If you’ve ever tried to launch a successful startup, you know that strength of the underlying innovation is only one factor deciding your successrate. Especially in energy. Market penetration is particularly difficult because of large established players. Margins are relatively small. Competition is fierce, also international competition. And, moreover, the market is highly dependent on economic policies that are not always steady.

It seems to me that we need much, much more than this Next Top EI (hey, that’s funny, “ei” in Dutch means “egg” – Next Top Egg program!) to successfully launch more US startups in energy innovation. We need to help create the market. A carbon tax, or consistent and clear carbon trading, would help. Clear consistent policies on tax credits as well as loan guarantees would help. And of course, if we are wanting to tap more into clever ideas generated through governmental research support, we should keep supporting that kind of research, rather than constantly reduce its level of funding.

Burton Richter’s blunt honest commentary on energy politics

When we interviewed Burton Richter on nuclear energy two weeks ago, just before the Japan earthquake, we ended up talking a fair bit about energy politics in the US. I always enjoy asking Burton about his views on DC and you will understand why when you listen to his views on some of the current political actions or non-actions. Who else would refer to the House Continuing Resolution as a China Advancement Bill of 2011?  He’s got a very good point there.

Check out Burton’s book Beyond Smoke and Mirrors also, and let us know what you think.

Fractitious fracking?

Shale gas production featured strongly again today with a thought provoking article on fracking in the New York Times. I highly recommend it. It once again shows the strong role politics plays in energy production. This is no surprise since energy is a multi-billion dollar per day industry. It is also no secret that the fossil fuel industry, including the gas industry, spends millions on lobbying in Washington and at state levels.

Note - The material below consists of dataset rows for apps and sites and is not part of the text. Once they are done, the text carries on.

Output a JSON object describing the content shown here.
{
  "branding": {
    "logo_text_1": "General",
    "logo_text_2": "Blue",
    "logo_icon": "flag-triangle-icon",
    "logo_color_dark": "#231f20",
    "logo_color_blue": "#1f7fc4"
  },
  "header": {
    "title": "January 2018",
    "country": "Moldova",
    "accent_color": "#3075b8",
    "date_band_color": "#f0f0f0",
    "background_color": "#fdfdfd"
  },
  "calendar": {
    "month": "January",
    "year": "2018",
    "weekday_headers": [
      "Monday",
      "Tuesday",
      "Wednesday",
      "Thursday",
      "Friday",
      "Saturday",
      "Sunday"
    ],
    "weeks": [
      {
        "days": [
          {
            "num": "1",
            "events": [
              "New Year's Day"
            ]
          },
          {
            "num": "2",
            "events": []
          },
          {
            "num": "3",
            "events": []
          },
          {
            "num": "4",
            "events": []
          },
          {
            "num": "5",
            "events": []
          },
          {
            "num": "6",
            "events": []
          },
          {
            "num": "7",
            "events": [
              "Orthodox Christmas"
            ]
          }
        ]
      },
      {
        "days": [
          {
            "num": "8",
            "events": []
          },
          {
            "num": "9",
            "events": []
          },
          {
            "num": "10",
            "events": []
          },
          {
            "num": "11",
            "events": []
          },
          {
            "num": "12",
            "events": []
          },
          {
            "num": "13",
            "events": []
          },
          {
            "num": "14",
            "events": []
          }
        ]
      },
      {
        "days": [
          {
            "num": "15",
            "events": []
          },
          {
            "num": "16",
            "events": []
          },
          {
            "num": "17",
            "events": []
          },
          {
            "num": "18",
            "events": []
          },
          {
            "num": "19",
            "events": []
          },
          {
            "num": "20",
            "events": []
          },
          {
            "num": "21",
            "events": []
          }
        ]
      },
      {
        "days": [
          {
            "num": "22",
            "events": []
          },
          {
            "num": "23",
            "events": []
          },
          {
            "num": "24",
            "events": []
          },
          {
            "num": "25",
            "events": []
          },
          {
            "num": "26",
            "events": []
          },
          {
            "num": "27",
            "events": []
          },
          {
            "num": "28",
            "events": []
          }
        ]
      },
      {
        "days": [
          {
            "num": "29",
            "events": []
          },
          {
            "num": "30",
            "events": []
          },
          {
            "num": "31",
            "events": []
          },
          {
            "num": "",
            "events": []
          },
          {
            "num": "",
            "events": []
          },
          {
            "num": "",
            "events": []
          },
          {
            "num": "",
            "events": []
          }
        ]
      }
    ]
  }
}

I think that the pressure applied by the gas industry and supporters will lead to fracking permits, some of which will be given too hastily and without enough thought or oversight. What I hope is that the current debate, and the many protesting voices raised from other segments of the population, will help to caution the industry, and convince it that it is better to be safe than sorry.